We all know and love Sabaa Tahir for her An Ember in the Ashes quartet. She recently released her contemporary debut All My Rage and it is an absolutely beautiful story. The novel took 15 years to complete. and we are certain the story will stay with us for at least 15 years. We have the honour of chatting with her today.
Sal scrambles to run the family motel as his mother Misbah’s health fails and his grieving father loses himself to alcoholism. Noor, meanwhile, walks a harrowing tightrope: working at her wrathful uncle’s liquor store while hiding the fact that she’s applying to college so she can escape him – and Juniper – forever. When Sal’s attempts to save the motel spiral out of control, he and Noor must ask themselves what friendship is worth – and what it takes to defeat the monsters in their pasts and the ones in their midst.
Elizabeth Bishop’s One Art is featured heavily in All My Rage. When did you first learn about this poem?
I encountered this poem as a 13-year-old. I’d just been given “The Writer’s Home Companion” as a birthday present by my oldest brother, and one of the essays in the book is about revision, and how this poem specifically came into existence over multiple drafts. It taught me a great deal about rewriting, but also gave me a lifelong love of the poem. I’m really grateful I got permission from the rights-holder to share that love in this book.
Why did you decide to incorporate so much of it in All My Rage?
As I’ve gotten older, I’ve come back to this poem again and again as a source of comfort and as a way to understand loss. Its meaning has changed for me throughout my life, just as its meaning changes for the characters as they grow through ALL MY RAGE. Incorporating it was a way for me to chronicle that growth and change, and also to honour a poem that has meant so much to me and so many others.
Many teenagers are often angry at the world. How do you think All My Rage can help them with their rage?
Teenagers certainly aren’t alone in that respect. A lot of adults are angry at the world too. Me included. I don’t know if All My Rage’s purpose is really to help anyone unless they want and need that. I think it simply exists as a witnessing. It is proof of a witnessing. “Your rage is seen. Your pain is seen. It is witnessed.” Beyond that, the book is what its readers make of it. For some, it’s just a story. For others, it’s something much more.
Forgiveness is also an important motif within the novel. From understanding your own characters, do you think it is more challenging to forgive or to ask for forgiveness?
Forgiveness is a complex thing. I think society likes to tell us that when we grant it, we are holy. When we ask for it, we are humble. But like any other act, the act of forgiveness is what we make of it.
For instance, I think Noor finds it very, very hard to forgive, especially when she feels like she is being told to forgive someone else, instead of being asked for forgiveness by someone. Salahudin is similar. It’s not easy for him to ask for forgiveness—in fact, he tries to earn it without really asking for it directly. However, it’s even more difficult for him to grant it, because I think to grant true forgiveness means releasing rage. And it takes Salahudin and Noor a very long time to even recognize that the knotted-up feeling inside them is rage.
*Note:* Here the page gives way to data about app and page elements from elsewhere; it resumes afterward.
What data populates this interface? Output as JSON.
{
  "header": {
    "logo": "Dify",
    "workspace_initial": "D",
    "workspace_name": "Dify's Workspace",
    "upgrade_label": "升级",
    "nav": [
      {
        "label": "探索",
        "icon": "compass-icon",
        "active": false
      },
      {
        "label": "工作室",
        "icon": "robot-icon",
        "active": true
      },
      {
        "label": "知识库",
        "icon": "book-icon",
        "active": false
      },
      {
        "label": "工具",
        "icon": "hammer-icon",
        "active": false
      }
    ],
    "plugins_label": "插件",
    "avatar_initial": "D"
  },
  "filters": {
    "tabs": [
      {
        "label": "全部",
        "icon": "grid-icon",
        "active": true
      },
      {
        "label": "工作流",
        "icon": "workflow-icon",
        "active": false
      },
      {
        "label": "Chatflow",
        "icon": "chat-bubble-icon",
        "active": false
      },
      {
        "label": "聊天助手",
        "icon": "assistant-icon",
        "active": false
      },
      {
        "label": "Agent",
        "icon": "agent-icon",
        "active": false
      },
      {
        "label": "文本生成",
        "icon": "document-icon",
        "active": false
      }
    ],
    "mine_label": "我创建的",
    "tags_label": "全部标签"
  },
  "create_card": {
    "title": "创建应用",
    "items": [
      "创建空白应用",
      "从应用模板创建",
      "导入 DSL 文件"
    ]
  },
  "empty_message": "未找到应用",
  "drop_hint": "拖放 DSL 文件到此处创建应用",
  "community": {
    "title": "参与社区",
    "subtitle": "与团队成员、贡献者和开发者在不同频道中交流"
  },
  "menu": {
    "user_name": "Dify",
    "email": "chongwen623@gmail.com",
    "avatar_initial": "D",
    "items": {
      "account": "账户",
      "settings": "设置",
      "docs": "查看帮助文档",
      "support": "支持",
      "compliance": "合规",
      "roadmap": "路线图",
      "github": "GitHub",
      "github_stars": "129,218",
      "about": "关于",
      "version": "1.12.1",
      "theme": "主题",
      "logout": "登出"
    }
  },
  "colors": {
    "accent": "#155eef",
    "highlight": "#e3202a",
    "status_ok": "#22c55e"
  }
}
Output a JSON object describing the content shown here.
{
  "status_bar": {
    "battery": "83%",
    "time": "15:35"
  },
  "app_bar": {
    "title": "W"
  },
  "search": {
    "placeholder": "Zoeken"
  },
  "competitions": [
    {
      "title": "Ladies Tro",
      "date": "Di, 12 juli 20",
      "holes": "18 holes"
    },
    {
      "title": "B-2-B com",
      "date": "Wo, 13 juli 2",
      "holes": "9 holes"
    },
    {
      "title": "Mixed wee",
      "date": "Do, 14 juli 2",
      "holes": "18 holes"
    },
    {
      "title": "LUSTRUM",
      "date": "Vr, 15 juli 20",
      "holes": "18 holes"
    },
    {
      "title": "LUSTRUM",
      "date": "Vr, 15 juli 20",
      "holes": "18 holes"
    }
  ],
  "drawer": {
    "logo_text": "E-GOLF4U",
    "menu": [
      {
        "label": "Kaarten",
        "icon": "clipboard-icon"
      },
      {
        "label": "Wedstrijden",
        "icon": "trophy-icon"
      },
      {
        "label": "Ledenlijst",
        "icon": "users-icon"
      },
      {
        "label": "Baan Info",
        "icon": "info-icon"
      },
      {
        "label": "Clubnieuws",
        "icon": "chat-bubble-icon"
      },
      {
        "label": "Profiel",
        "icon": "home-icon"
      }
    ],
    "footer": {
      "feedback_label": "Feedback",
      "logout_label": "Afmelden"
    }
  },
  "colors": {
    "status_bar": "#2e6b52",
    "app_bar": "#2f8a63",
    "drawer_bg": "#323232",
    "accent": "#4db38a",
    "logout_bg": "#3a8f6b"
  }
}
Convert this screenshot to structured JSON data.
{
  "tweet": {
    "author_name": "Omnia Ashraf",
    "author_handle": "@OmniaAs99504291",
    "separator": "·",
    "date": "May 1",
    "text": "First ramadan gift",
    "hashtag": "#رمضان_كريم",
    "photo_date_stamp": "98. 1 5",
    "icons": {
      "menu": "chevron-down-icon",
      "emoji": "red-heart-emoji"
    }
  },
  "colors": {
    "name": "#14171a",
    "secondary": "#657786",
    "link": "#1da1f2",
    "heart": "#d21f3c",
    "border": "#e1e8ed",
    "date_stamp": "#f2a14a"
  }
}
Let’s turn to the characters. The story is told in 3 POVs, Salahudin, Noor and Misbah. Was anyone’s POV particularly difficult to write?
It took Noor a while to let me in. I struggled with her voice because she’s not into words or nerd stuff, like Sal (which I relate to), and she spent the early part of her life in Pakistan. She also hides a lot of herself—even from the people closest to her. Noor’s character required a lot of research about Pakistan, interviews with family members who grew up there, a much better understanding of the Punjabi language than what I had. To discover her heart, her voice—it truly took every one of the 15 years I spent on this book.
The characters have very different relationships with their culture and faith. When writing All My Rage, how did you ensure a non-judgmental way of representing people’s many different attitudes to faith?
In general, I think if you are writing books for young people, being judgmental isn’t the wisest course. The goal of All My Rage is to offer a story that bears witness to the lives of these three people, Noor, Salahudin and Misbah. In my opinion, there shouldn’t be judgement involved in that—just the witnessing.
In regards to the incorporation of faith, it’s something I added over time. In early drafts, faith was not a big part of the book. I was afraid to make it a big part of the book. I’m a Muslim in America. I was 18 when 9/11 happened. I have felt very keenly the Islamophobia and hatred for people of my faith for the past 20 years. At the same time, the contemporary books I read that incorporate a faith system—Islam or other faiths—always felt either unforgiving or saccharine. I wanted to write about how faith can comfort and condemn, how it can be sheltering and it can be terrifying. I really wanted to write about how faith can be many things at once, and part of growing up is figuring out what faith means to us as individuals. Three-hundred-ish pages isn’t really enough space to do that, but it’s something I wanted to at least touch on.
Get your copy of All My Rage here.